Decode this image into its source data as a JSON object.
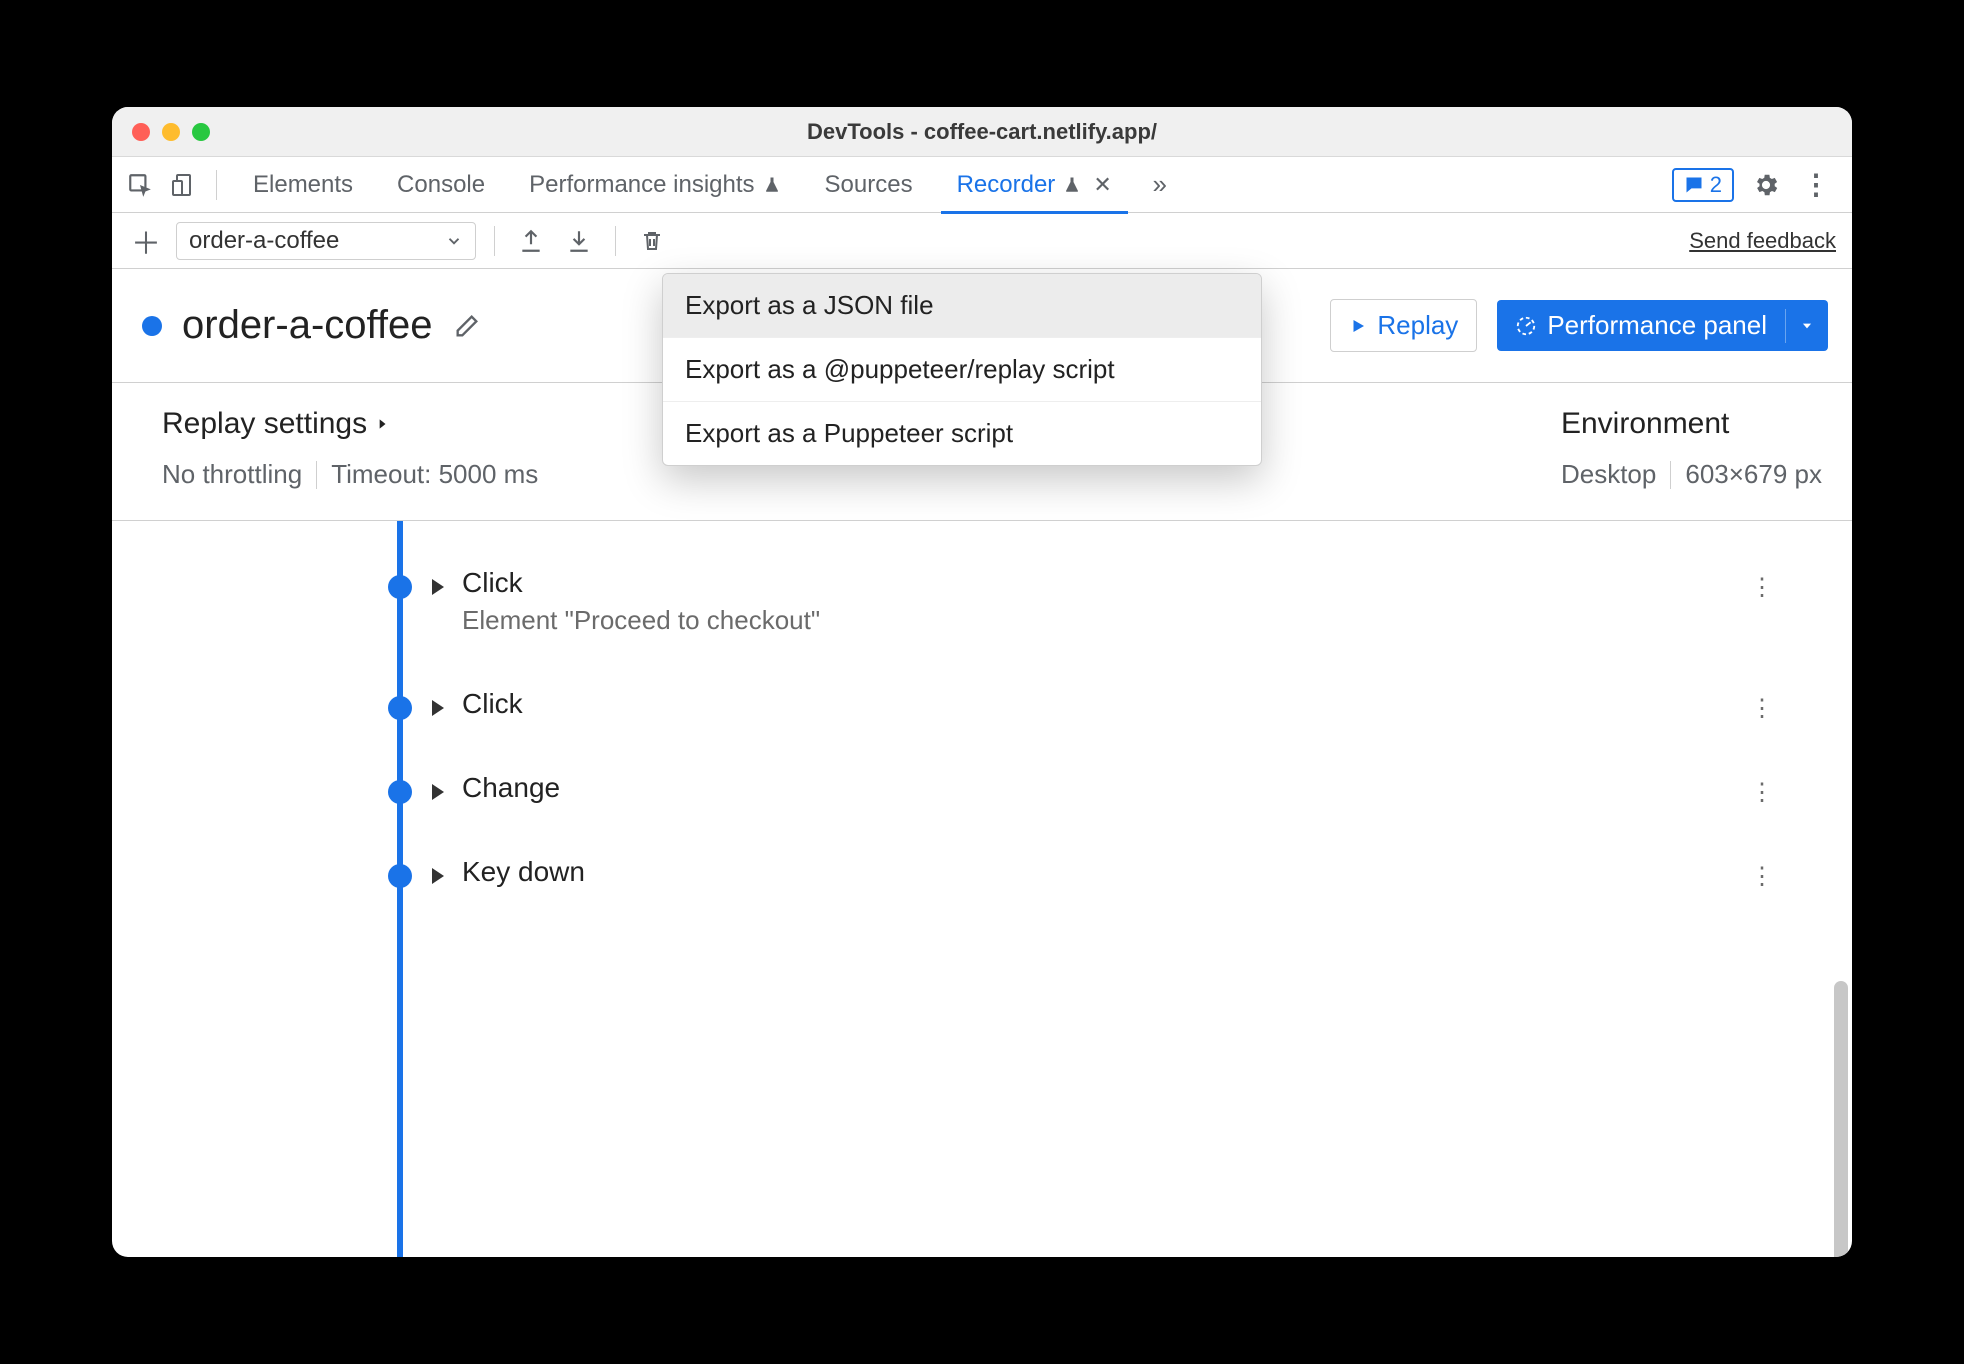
{
  "window": {
    "title": "DevTools - coffee-cart.netlify.app/"
  },
  "tabs": {
    "items": [
      {
        "label": "Elements",
        "flask": false,
        "active": false
      },
      {
        "label": "Console",
        "flask": false,
        "active": false
      },
      {
        "label": "Performance insights",
        "flask": true,
        "active": false
      },
      {
        "label": "Sources",
        "flask": false,
        "active": false
      },
      {
        "label": "Recorder",
        "flask": true,
        "active": true,
        "closable": true
      }
    ],
    "messages_count": "2"
  },
  "rec_toolbar": {
    "selected_recording": "order-a-coffee",
    "feedback_label": "Send feedback"
  },
  "export_menu": {
    "items": [
      {
        "label": "Export as a JSON file",
        "hover": true
      },
      {
        "label": "Export as a @puppeteer/replay script",
        "hover": false
      },
      {
        "label": "Export as a Puppeteer script",
        "hover": false
      }
    ]
  },
  "header": {
    "title": "order-a-coffee",
    "replay_label": "Replay",
    "perf_label": "Performance panel"
  },
  "settings": {
    "replay_heading": "Replay settings",
    "throttling": "No throttling",
    "timeout": "Timeout: 5000 ms",
    "env_heading": "Environment",
    "device": "Desktop",
    "viewport": "603×679 px"
  },
  "steps": [
    {
      "label": "Click",
      "detail": "Element \"Proceed to checkout\""
    },
    {
      "label": "Click",
      "detail": ""
    },
    {
      "label": "Change",
      "detail": ""
    },
    {
      "label": "Key down",
      "detail": ""
    }
  ]
}
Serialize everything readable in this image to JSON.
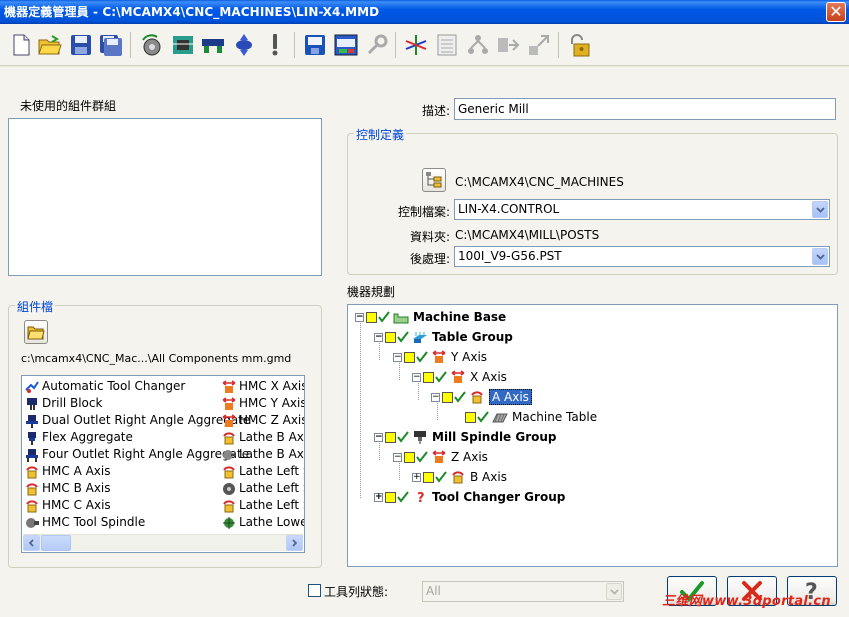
{
  "window": {
    "title": "機器定義管理員 - C:\\MCAMX4\\CNC_MACHINES\\LIN-X4.MMD"
  },
  "toolbar": {
    "icons": [
      "new-file-icon",
      "open-folder-icon",
      "save-icon",
      "save-as-icon",
      "rotary-axis-icon",
      "linear-component-icon",
      "spindle-component-icon",
      "axis-component-icon",
      "warning-icon",
      "floppy-icon",
      "properties-icon",
      "tool-wrench-icon",
      "axes-icon",
      "list-icon",
      "tree-node-icon",
      "arrow-right-icon",
      "arrow-diagonal-icon",
      "lock-icon"
    ]
  },
  "unused_groups": {
    "label": "未使用的組件群組"
  },
  "component_file": {
    "legend": "組件檔",
    "path": "c:\\mcamx4\\CNC_Mac...\\All Components mm.gmd",
    "items_col1": [
      "Automatic Tool Changer",
      "Drill Block",
      "Dual Outlet Right Angle Aggregate",
      "Flex Aggregate",
      "Four Outlet Right Angle Aggregate",
      "HMC A Axis",
      "HMC B Axis",
      "HMC C Axis",
      "HMC Tool Spindle"
    ],
    "items_col2": [
      "HMC X Axis",
      "HMC Y Axis",
      "HMC Z Axis",
      "Lathe B Axis A",
      "Lathe B Axis T",
      "Lathe Left Sp",
      "Lathe Left Sp",
      "Lathe Left Sp",
      "Lathe Lower T"
    ]
  },
  "description": {
    "label": "描述:",
    "value": "Generic Mill"
  },
  "control_def": {
    "legend": "控制定義",
    "path": "C:\\MCAMX4\\CNC_MACHINES",
    "control_file_label": "控制檔案:",
    "control_file_value": "LIN-X4.CONTROL",
    "folder_label": "資料夾:",
    "folder_value": "C:\\MCAMX4\\MILL\\POSTS",
    "post_label": "後處理:",
    "post_value": "100I_V9-G56.PST"
  },
  "machine_config": {
    "label": "機器規劃",
    "tree": [
      {
        "label": "Machine Base",
        "bold": true
      },
      {
        "label": "Table Group",
        "bold": true
      },
      {
        "label": "Y Axis",
        "bold": false
      },
      {
        "label": "X Axis",
        "bold": false
      },
      {
        "label": "A Axis",
        "bold": false
      },
      {
        "label": "Machine Table",
        "bold": false
      },
      {
        "label": "Mill Spindle Group",
        "bold": true
      },
      {
        "label": "Z Axis",
        "bold": false
      },
      {
        "label": "B Axis",
        "bold": false
      },
      {
        "label": "Tool Changer Group",
        "bold": true
      }
    ]
  },
  "bottom": {
    "toolbar_state_label": "工具列狀態:",
    "toolbar_state_value": "All",
    "watermark": "三维网www.3dportal.cn"
  }
}
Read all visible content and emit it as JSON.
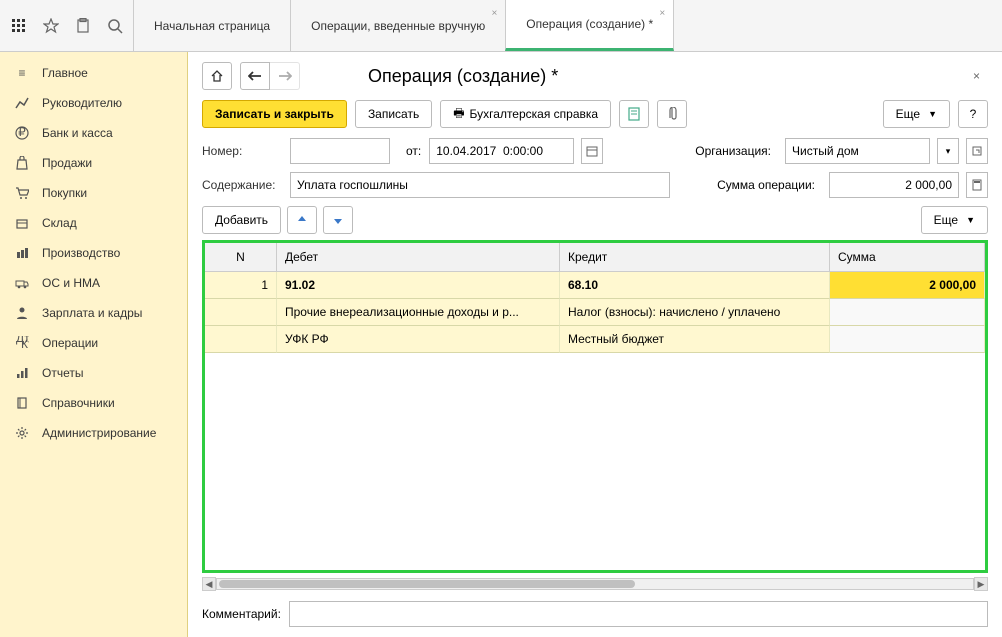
{
  "top": {
    "tabs": [
      {
        "label": "Начальная страница",
        "active": false,
        "closable": false
      },
      {
        "label": "Операции, введенные вручную",
        "active": false,
        "closable": true
      },
      {
        "label": "Операция (создание) *",
        "active": true,
        "closable": true
      }
    ]
  },
  "sidebar": {
    "items": [
      {
        "label": "Главное",
        "icon": "menu-icon"
      },
      {
        "label": "Руководителю",
        "icon": "chart-icon"
      },
      {
        "label": "Банк и касса",
        "icon": "ruble-icon"
      },
      {
        "label": "Продажи",
        "icon": "bag-icon"
      },
      {
        "label": "Покупки",
        "icon": "cart-icon"
      },
      {
        "label": "Склад",
        "icon": "box-icon"
      },
      {
        "label": "Производство",
        "icon": "factory-icon"
      },
      {
        "label": "ОС и НМА",
        "icon": "truck-icon"
      },
      {
        "label": "Зарплата и кадры",
        "icon": "person-icon"
      },
      {
        "label": "Операции",
        "icon": "operation-icon"
      },
      {
        "label": "Отчеты",
        "icon": "report-icon"
      },
      {
        "label": "Справочники",
        "icon": "book-icon"
      },
      {
        "label": "Администрирование",
        "icon": "gear-icon"
      }
    ]
  },
  "page": {
    "title": "Операция (создание) *"
  },
  "toolbar": {
    "save_close": "Записать и закрыть",
    "save": "Записать",
    "print_ref": "Бухгалтерская справка",
    "more": "Еще",
    "help": "?"
  },
  "form": {
    "number_label": "Номер:",
    "number_value": "",
    "date_label": "от:",
    "date_value": "10.04.2017  0:00:00",
    "org_label": "Организация:",
    "org_value": "Чистый дом",
    "content_label": "Содержание:",
    "content_value": "Уплата госпошлины",
    "sum_label": "Сумма операции:",
    "sum_value": "2 000,00",
    "comment_label": "Комментарий:",
    "comment_value": ""
  },
  "table_toolbar": {
    "add": "Добавить",
    "more": "Еще"
  },
  "table": {
    "columns": {
      "n": "N",
      "debit": "Дебет",
      "credit": "Кредит",
      "sum": "Сумма"
    },
    "rows": [
      {
        "n": "1",
        "debit1": "91.02",
        "credit1": "68.10",
        "sum": "2 000,00",
        "debit2": "Прочие внереализационные доходы и р...",
        "credit2": "Налог (взносы): начислено / уплачено",
        "debit3": "УФК РФ",
        "credit3": "Местный бюджет"
      }
    ]
  }
}
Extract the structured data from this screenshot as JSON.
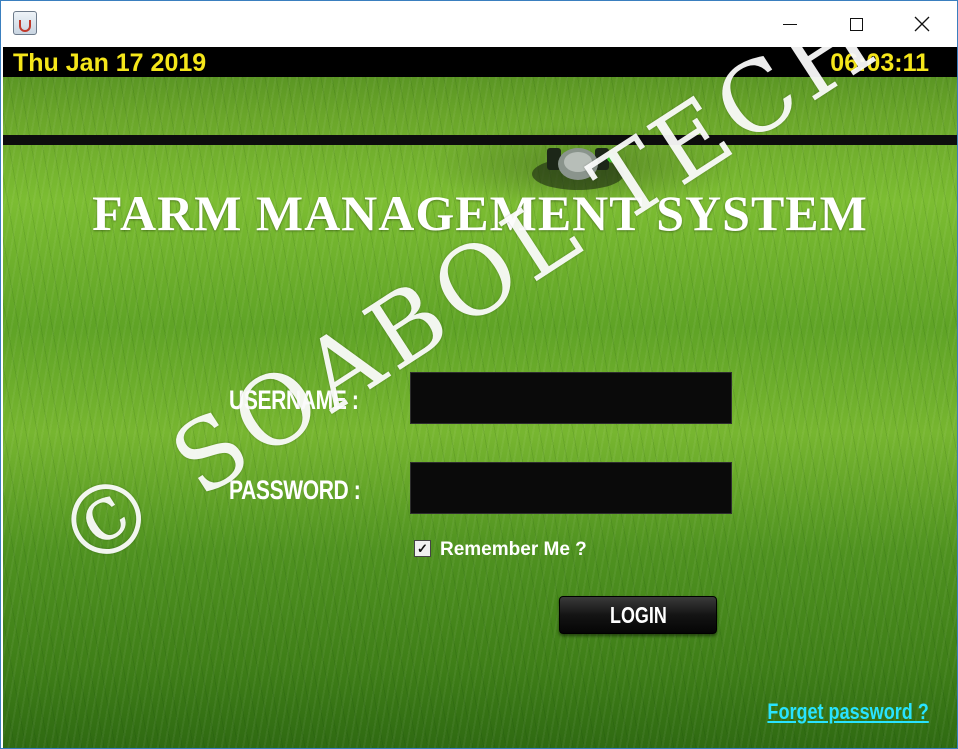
{
  "window": {
    "controls": {
      "minimize": "minimize",
      "maximize": "maximize",
      "close": "close"
    }
  },
  "header": {
    "date": "Thu Jan 17 2019",
    "time": "06:03:11"
  },
  "app": {
    "title": "FARM MANAGEMENT SYSTEM"
  },
  "form": {
    "username_label": "USERNAME :",
    "password_label": "PASSWORD :",
    "username_value": "",
    "password_value": "",
    "remember_label": "Remember Me ?",
    "remember_checked": true,
    "login_label": "LOGIN",
    "forgot_label": "Forget password ?"
  },
  "watermark": {
    "text": "© SOABOL TECH"
  },
  "colors": {
    "header_text": "#f5e61a",
    "link": "#28e3ff",
    "field_bg": "#0a0a0a"
  },
  "icons": {
    "app": "java-cup-icon",
    "minimize": "minimize-icon",
    "maximize": "maximize-icon",
    "close": "close-icon",
    "checkbox": "checkbox-checked-icon"
  }
}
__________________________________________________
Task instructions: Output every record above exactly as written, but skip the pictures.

Solution to this task:
Decode this image into its source data as a JSON object.
{
  "window": {
    "title": "DevTools - coffee-cart.netlify.app/"
  },
  "tabs": {
    "items": [
      {
        "label": "Elements",
        "flask": false,
        "active": false
      },
      {
        "label": "Console",
        "flask": false,
        "active": false
      },
      {
        "label": "Performance insights",
        "flask": true,
        "active": false
      },
      {
        "label": "Sources",
        "flask": false,
        "active": false
      },
      {
        "label": "Recorder",
        "flask": true,
        "active": true,
        "closable": true
      }
    ],
    "messages_count": "2"
  },
  "rec_toolbar": {
    "selected_recording": "order-a-coffee",
    "feedback_label": "Send feedback"
  },
  "export_menu": {
    "items": [
      {
        "label": "Export as a JSON file",
        "hover": true
      },
      {
        "label": "Export as a @puppeteer/replay script",
        "hover": false
      },
      {
        "label": "Export as a Puppeteer script",
        "hover": false
      }
    ]
  },
  "header": {
    "title": "order-a-coffee",
    "replay_label": "Replay",
    "perf_label": "Performance panel"
  },
  "settings": {
    "replay_heading": "Replay settings",
    "throttling": "No throttling",
    "timeout": "Timeout: 5000 ms",
    "env_heading": "Environment",
    "device": "Desktop",
    "viewport": "603×679 px"
  },
  "steps": [
    {
      "label": "Click",
      "detail": "Element \"Proceed to checkout\""
    },
    {
      "label": "Click",
      "detail": ""
    },
    {
      "label": "Change",
      "detail": ""
    },
    {
      "label": "Key down",
      "detail": ""
    }
  ]
}
Serialize everything readable in this image to JSON.
{
  "window": {
    "title": "機器定義管理員 - C:\\MCAMX4\\CNC_MACHINES\\LIN-X4.MMD"
  },
  "toolbar": {
    "icons": [
      "new-file-icon",
      "open-folder-icon",
      "save-icon",
      "save-as-icon",
      "rotary-axis-icon",
      "linear-component-icon",
      "spindle-component-icon",
      "axis-component-icon",
      "warning-icon",
      "floppy-icon",
      "properties-icon",
      "tool-wrench-icon",
      "axes-icon",
      "list-icon",
      "tree-node-icon",
      "arrow-right-icon",
      "arrow-diagonal-icon",
      "lock-icon"
    ]
  },
  "unused_groups": {
    "label": "未使用的組件群組"
  },
  "component_file": {
    "legend": "組件檔",
    "path": "c:\\mcamx4\\CNC_Mac...\\All Components mm.gmd",
    "items_col1": [
      "Automatic Tool Changer",
      "Drill Block",
      "Dual Outlet Right Angle Aggregate",
      "Flex Aggregate",
      "Four Outlet Right Angle Aggregate",
      "HMC A Axis",
      "HMC B Axis",
      "HMC C Axis",
      "HMC Tool Spindle"
    ],
    "items_col2": [
      "HMC X Axis",
      "HMC Y Axis",
      "HMC Z Axis",
      "Lathe B Axis A",
      "Lathe B Axis T",
      "Lathe Left Sp",
      "Lathe Left Sp",
      "Lathe Left Sp",
      "Lathe Lower T"
    ]
  },
  "description": {
    "label": "描述:",
    "value": "Generic Mill"
  },
  "control_def": {
    "legend": "控制定義",
    "path": "C:\\MCAMX4\\CNC_MACHINES",
    "control_file_label": "控制檔案:",
    "control_file_value": "LIN-X4.CONTROL",
    "folder_label": "資料夾:",
    "folder_value": "C:\\MCAMX4\\MILL\\POSTS",
    "post_label": "後處理:",
    "post_value": "100I_V9-G56.PST"
  },
  "machine_config": {
    "label": "機器規劃",
    "tree": [
      {
        "label": "Machine Base",
        "bold": true
      },
      {
        "label": "Table Group",
        "bold": true
      },
      {
        "label": "Y Axis",
        "bold": false
      },
      {
        "label": "X Axis",
        "bold": false
      },
      {
        "label": "A Axis",
        "bold": false
      },
      {
        "label": "Machine Table",
        "bold": false
      },
      {
        "label": "Mill Spindle Group",
        "bold": true
      },
      {
        "label": "Z Axis",
        "bold": false
      },
      {
        "label": "B Axis",
        "bold": false
      },
      {
        "label": "Tool Changer Group",
        "bold": true
      }
    ]
  },
  "bottom": {
    "toolbar_state_label": "工具列狀態:",
    "toolbar_state_value": "All",
    "watermark": "三维网www.3dportal.cn"
  }
}
Read all visible content and emit it as JSON.
{
  "top": {
    "tabs": [
      {
        "label": "Начальная страница",
        "active": false,
        "closable": false
      },
      {
        "label": "Операции, введенные вручную",
        "active": false,
        "closable": true
      },
      {
        "label": "Операция (создание) *",
        "active": true,
        "closable": true
      }
    ]
  },
  "sidebar": {
    "items": [
      {
        "label": "Главное",
        "icon": "menu-icon"
      },
      {
        "label": "Руководителю",
        "icon": "chart-icon"
      },
      {
        "label": "Банк и касса",
        "icon": "ruble-icon"
      },
      {
        "label": "Продажи",
        "icon": "bag-icon"
      },
      {
        "label": "Покупки",
        "icon": "cart-icon"
      },
      {
        "label": "Склад",
        "icon": "box-icon"
      },
      {
        "label": "Производство",
        "icon": "factory-icon"
      },
      {
        "label": "ОС и НМА",
        "icon": "truck-icon"
      },
      {
        "label": "Зарплата и кадры",
        "icon": "person-icon"
      },
      {
        "label": "Операции",
        "icon": "operation-icon"
      },
      {
        "label": "Отчеты",
        "icon": "report-icon"
      },
      {
        "label": "Справочники",
        "icon": "book-icon"
      },
      {
        "label": "Администрирование",
        "icon": "gear-icon"
      }
    ]
  },
  "page": {
    "title": "Операция (создание) *"
  },
  "toolbar": {
    "save_close": "Записать и закрыть",
    "save": "Записать",
    "print_ref": "Бухгалтерская справка",
    "more": "Еще",
    "help": "?"
  },
  "form": {
    "number_label": "Номер:",
    "number_value": "",
    "date_label": "от:",
    "date_value": "10.04.2017  0:00:00",
    "org_label": "Организация:",
    "org_value": "Чистый дом",
    "content_label": "Содержание:",
    "content_value": "Уплата госпошлины",
    "sum_label": "Сумма операции:",
    "sum_value": "2 000,00",
    "comment_label": "Комментарий:",
    "comment_value": ""
  },
  "table_toolbar": {
    "add": "Добавить",
    "more": "Еще"
  },
  "table": {
    "columns": {
      "n": "N",
      "debit": "Дебет",
      "credit": "Кредит",
      "sum": "Сумма"
    },
    "rows": [
      {
        "n": "1",
        "debit1": "91.02",
        "credit1": "68.10",
        "sum": "2 000,00",
        "debit2": "Прочие внереализационные доходы и р...",
        "credit2": "Налог (взносы): начислено / уплачено",
        "debit3": "УФК РФ",
        "credit3": "Местный бюджет"
      }
    ]
  }
}
Extract the structured data from this screenshot as JSON.
{
  "window": {
    "controls": {
      "minimize": "minimize",
      "maximize": "maximize",
      "close": "close"
    }
  },
  "header": {
    "date": "Thu Jan 17 2019",
    "time": "06:03:11"
  },
  "app": {
    "title": "FARM MANAGEMENT SYSTEM"
  },
  "form": {
    "username_label": "USERNAME :",
    "password_label": "PASSWORD :",
    "username_value": "",
    "password_value": "",
    "remember_label": "Remember Me ?",
    "remember_checked": true,
    "login_label": "LOGIN",
    "forgot_label": "Forget password ?"
  },
  "watermark": {
    "text": "© SOABOL TECH"
  },
  "colors": {
    "header_text": "#f5e61a",
    "link": "#28e3ff",
    "field_bg": "#0a0a0a"
  },
  "icons": {
    "app": "java-cup-icon",
    "minimize": "minimize-icon",
    "maximize": "maximize-icon",
    "close": "close-icon",
    "checkbox": "checkbox-checked-icon"
  }
}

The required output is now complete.